by Whitney Hale, Whitney Harder
(March 11, 2014) — University of Kentucky Libraries Special Collections is illuminating the rich culture of Appalachia and challenging stereotypes of the region with its "Immigrants in the Coalfields" exhibit on display now in UK's Margaret I. King Building. The free exhibition will be open to the public 9 a.m.- 5 p.m. Monday through Friday until April 4.
Images, maps, documents and oral histories from UK Special Collections tell the story of Appalachia unheard to many, a mix of cultural, ethnic, and racial identities and a cultural mosaic illustrated in the coal camps of Eastern Kentucky.
Visitors to the exhibit first experience a national perspective of Appalachia, often stereotypes like those portrayed by Horace Kephart in "Our Southern Highlanders," where Kephart describes the Appalachia population as “more English in speech than Britain itself, more American by blood than any other part of America.”
The reality is that between 1880 and 1940, new immigrants and established minorities in the Appalachian coalfields shifted with changes in the coal industry and national population trends, representing one of the most diverse periods in the history of the region.
Ultimately, visitors encounter personal accounts of immigrants in Appalachia, proving the region's diversity, and giving credit to those who have enhanced the culture of Appalachia to the rich heritage it holds.
"Immigrants in the Coalfields" aims to showcase invaluable collections and encourage further study of Appalachia's prosperous and often distressing coal mining industry.
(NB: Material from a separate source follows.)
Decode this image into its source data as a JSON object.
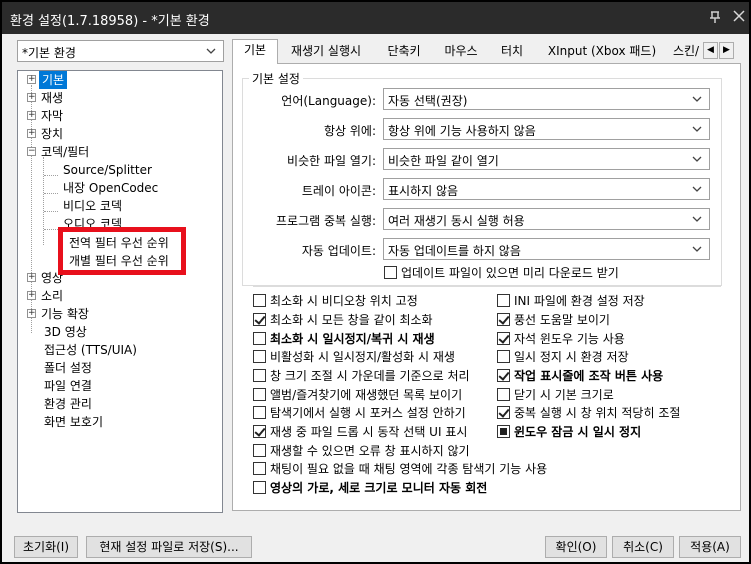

UK Special Collections is home to UK Libraries' collection of rare books, Kentuckiana, the Archives, the Louie B. Nunn Center for Oral History, the King Library Press and the Wendell H. Ford Public Policy Research Center. The mission of Special Collections is to locate and preserve materials documenting the social, cultural, economic and political history of the Commonwealth of Kentucky.